== DATA EXCERPTS
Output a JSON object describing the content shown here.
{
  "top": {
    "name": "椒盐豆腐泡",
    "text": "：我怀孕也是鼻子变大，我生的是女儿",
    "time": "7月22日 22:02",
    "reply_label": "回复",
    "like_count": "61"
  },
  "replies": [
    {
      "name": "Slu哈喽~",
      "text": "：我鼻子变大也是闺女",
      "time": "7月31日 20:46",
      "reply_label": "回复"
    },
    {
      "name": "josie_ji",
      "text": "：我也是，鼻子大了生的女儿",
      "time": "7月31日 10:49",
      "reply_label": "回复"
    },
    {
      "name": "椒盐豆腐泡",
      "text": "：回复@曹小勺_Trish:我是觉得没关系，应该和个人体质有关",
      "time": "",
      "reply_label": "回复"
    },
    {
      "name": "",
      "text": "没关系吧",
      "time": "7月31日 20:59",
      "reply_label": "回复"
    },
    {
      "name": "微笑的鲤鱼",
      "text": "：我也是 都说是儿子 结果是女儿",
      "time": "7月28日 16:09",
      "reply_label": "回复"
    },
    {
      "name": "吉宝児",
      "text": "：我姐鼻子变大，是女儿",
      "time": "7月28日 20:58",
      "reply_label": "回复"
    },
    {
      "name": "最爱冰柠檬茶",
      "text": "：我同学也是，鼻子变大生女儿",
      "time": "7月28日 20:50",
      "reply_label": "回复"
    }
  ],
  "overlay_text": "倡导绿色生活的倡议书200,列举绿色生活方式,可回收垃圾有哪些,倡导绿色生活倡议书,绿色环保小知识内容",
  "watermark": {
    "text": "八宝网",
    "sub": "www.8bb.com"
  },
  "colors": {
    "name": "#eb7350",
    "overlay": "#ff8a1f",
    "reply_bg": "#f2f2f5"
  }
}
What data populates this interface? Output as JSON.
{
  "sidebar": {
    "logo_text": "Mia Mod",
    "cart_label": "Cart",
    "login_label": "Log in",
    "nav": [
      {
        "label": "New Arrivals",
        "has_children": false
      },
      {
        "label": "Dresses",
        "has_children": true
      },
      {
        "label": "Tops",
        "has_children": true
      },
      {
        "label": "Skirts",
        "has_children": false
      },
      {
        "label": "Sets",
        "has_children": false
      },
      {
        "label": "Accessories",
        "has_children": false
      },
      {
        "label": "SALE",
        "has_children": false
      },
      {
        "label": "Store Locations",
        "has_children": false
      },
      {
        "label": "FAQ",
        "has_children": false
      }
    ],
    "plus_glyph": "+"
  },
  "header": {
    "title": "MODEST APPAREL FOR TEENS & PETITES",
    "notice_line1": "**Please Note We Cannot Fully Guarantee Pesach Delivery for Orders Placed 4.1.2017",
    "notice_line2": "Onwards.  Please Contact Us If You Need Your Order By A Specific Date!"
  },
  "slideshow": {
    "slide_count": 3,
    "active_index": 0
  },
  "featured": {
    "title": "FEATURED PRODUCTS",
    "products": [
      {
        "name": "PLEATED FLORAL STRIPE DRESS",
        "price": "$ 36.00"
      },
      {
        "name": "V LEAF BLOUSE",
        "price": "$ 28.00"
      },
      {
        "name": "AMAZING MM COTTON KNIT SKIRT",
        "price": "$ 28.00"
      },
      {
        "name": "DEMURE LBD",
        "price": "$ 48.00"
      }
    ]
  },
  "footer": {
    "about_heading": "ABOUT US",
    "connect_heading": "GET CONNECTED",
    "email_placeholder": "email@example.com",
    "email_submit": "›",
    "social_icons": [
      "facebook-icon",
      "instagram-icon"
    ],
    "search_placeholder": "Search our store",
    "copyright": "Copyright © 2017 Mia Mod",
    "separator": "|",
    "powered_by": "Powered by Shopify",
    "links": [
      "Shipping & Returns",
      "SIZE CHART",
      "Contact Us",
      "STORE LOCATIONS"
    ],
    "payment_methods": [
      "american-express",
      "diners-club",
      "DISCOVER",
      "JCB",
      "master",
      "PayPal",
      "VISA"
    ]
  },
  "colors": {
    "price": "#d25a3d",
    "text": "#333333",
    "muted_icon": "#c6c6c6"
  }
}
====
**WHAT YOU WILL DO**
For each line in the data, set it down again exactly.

**SOLUTION**
Output a JSON object describing the content shown here.
{
  "top": {
    "name": "椒盐豆腐泡",
    "text": "：我怀孕也是鼻子变大，我生的是女儿",
    "time": "7月22日 22:02",
    "reply_label": "回复",
    "like_count": "61"
  },
  "replies": [
    {
      "name": "Slu哈喽~",
      "text": "：我鼻子变大也是闺女",
      "time": "7月31日 20:46",
      "reply_label": "回复"
    },
    {
      "name": "josie_ji",
      "text": "：我也是，鼻子大了生的女儿",
      "time": "7月31日 10:49",
      "reply_label": "回复"
    },
    {
      "name": "椒盐豆腐泡",
      "text": "：回复@曹小勺_Trish:我是觉得没关系，应该和个人体质有关",
      "time": "",
      "reply_label": "回复"
    },
    {
      "name": "",
      "text": "没关系吧",
      "time": "7月31日 20:59",
      "reply_label": "回复"
    },
    {
      "name": "微笑的鲤鱼",
      "text": "：我也是 都说是儿子 结果是女儿",
      "time": "7月28日 16:09",
      "reply_label": "回复"
    },
    {
      "name": "吉宝児",
      "text": "：我姐鼻子变大，是女儿",
      "time": "7月28日 20:58",
      "reply_label": "回复"
    },
    {
      "name": "最爱冰柠檬茶",
      "text": "：我同学也是，鼻子变大生女儿",
      "time": "7月28日 20:50",
      "reply_label": "回复"
    }
  ],
  "overlay_text": "倡导绿色生活的倡议书200,列举绿色生活方式,可回收垃圾有哪些,倡导绿色生活倡议书,绿色环保小知识内容",
  "watermark": {
    "text": "八宝网",
    "sub": "www.8bb.com"
  },
  "colors": {
    "name": "#eb7350",
    "overlay": "#ff8a1f",
    "reply_bg": "#f2f2f5"
  }
}
What data populates this interface? Output as JSON.
{
  "sidebar": {
    "logo_text": "Mia Mod",
    "cart_label": "Cart",
    "login_label": "Log in",
    "nav": [
      {
        "label": "New Arrivals",
        "has_children": false
      },
      {
        "label": "Dresses",
        "has_children": true
      },
      {
        "label": "Tops",
        "has_children": true
      },
      {
        "label": "Skirts",
        "has_children": false
      },
      {
        "label": "Sets",
        "has_children": false
      },
      {
        "label": "Accessories",
        "has_children": false
      },
      {
        "label": "SALE",
        "has_children": false
      },
      {
        "label": "Store Locations",
        "has_children": false
      },
      {
        "label": "FAQ",
        "has_children": false
      }
    ],
    "plus_glyph": "+"
  },
  "header": {
    "title": "MODEST APPAREL FOR TEENS & PETITES",
    "notice_line1": "**Please Note We Cannot Fully Guarantee Pesach Delivery for Orders Placed 4.1.2017",
    "notice_line2": "Onwards.  Please Contact Us If You Need Your Order By A Specific Date!"
  },
  "slideshow": {
    "slide_count": 3,
    "active_index": 0
  },
  "featured": {
    "title": "FEATURED PRODUCTS",
    "products": [
      {
        "name": "PLEATED FLORAL STRIPE DRESS",
        "price": "$ 36.00"
      },
      {
        "name": "V LEAF BLOUSE",
        "price": "$ 28.00"
      },
      {
        "name": "AMAZING MM COTTON KNIT SKIRT",
        "price": "$ 28.00"
      },
      {
        "name": "DEMURE LBD",
        "price": "$ 48.00"
      }
    ]
  },
  "footer": {
    "about_heading": "ABOUT US",
    "connect_heading": "GET CONNECTED",
    "email_placeholder": "email@example.com",
    "email_submit": "›",
    "social_icons": [
      "facebook-icon",
      "instagram-icon"
    ],
    "search_placeholder": "Search our store",
    "copyright": "Copyright © 2017 Mia Mod",
    "separator": "|",
    "powered_by": "Powered by Shopify",
    "links": [
      "Shipping & Returns",
      "SIZE CHART",
      "Contact Us",
      "STORE LOCATIONS"
    ],
    "payment_methods": [
      "american-express",
      "diners-club",
      "DISCOVER",
      "JCB",
      "master",
      "PayPal",
      "VISA"
    ]
  },
  "colors": {
    "price": "#d25a3d",
    "text": "#333333",
    "muted_icon": "#c6c6c6"
  }
}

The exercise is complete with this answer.